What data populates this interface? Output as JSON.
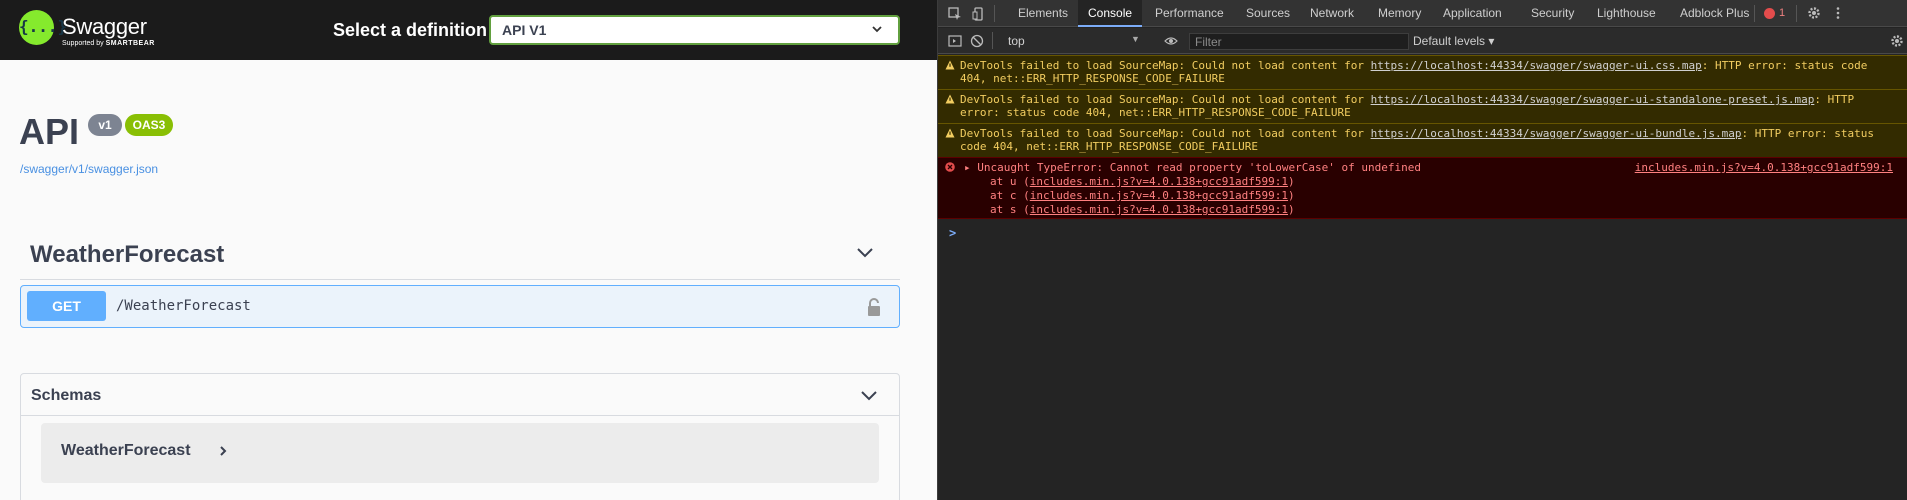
{
  "swagger": {
    "brand": {
      "logo_glyph": "{...}",
      "name": "Swagger",
      "tagline_prefix": "Supported by",
      "tagline_brand": "SMARTBEAR"
    },
    "definition": {
      "label": "Select a definition",
      "selected": "API V1"
    },
    "info": {
      "title": "API",
      "version_badge": "v1",
      "oas_badge": "OAS3",
      "spec_link": "/swagger/v1/swagger.json"
    },
    "tag": {
      "name": "WeatherForecast"
    },
    "operation": {
      "method": "GET",
      "path": "/WeatherForecast"
    },
    "schemas": {
      "title": "Schemas",
      "model": "WeatherForecast"
    },
    "colors": {
      "topbar": "#1b1b1b",
      "logo": "#85ea2d",
      "select_border": "#62a03f",
      "get_bg": "#ebf3fb",
      "get_method": "#61affe",
      "oas_badge": "#89bf04",
      "version_badge": "#7d8492"
    }
  },
  "devtools": {
    "tabs": [
      "Elements",
      "Console",
      "Performance",
      "Sources",
      "Network",
      "Memory",
      "Application",
      "Security",
      "Lighthouse",
      "Adblock Plus"
    ],
    "active_tab": "Console",
    "error_count": "1",
    "toolbar": {
      "context": "top",
      "filter_placeholder": "Filter",
      "levels": "Default levels"
    },
    "messages": [
      {
        "level": "warning",
        "text_before": "DevTools failed to load SourceMap: Could not load content for ",
        "url": "https://localhost:44334/swagger/swagger-ui.css.map",
        "text_after": ": HTTP error: status code 404, net::ERR_HTTP_RESPONSE_CODE_FAILURE"
      },
      {
        "level": "warning",
        "text_before": "DevTools failed to load SourceMap: Could not load content for ",
        "url": "https://localhost:44334/swagger/swagger-ui-standalone-preset.js.map",
        "text_after": ": HTTP error: status code 404, net::ERR_HTTP_RESPONSE_CODE_FAILURE"
      },
      {
        "level": "warning",
        "text_before": "DevTools failed to load SourceMap: Could not load content for ",
        "url": "https://localhost:44334/swagger/swagger-ui-bundle.js.map",
        "text_after": ": HTTP error: status code 404, net::ERR_HTTP_RESPONSE_CODE_FAILURE"
      }
    ],
    "error": {
      "text": "Uncaught TypeError: Cannot read property 'toLowerCase' of undefined",
      "source": "includes.min.js?v=4.0.138+gcc91adf599:1",
      "frames": [
        {
          "prefix": "at u (",
          "link": "includes.min.js?v=4.0.138+gcc91adf599:1",
          "suffix": ")"
        },
        {
          "prefix": "at c (",
          "link": "includes.min.js?v=4.0.138+gcc91adf599:1",
          "suffix": ")"
        },
        {
          "prefix": "at s (",
          "link": "includes.min.js?v=4.0.138+gcc91adf599:1",
          "suffix": ")"
        }
      ]
    },
    "prompt": ">"
  }
}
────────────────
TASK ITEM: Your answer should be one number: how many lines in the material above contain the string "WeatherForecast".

ANSWER BOX: 3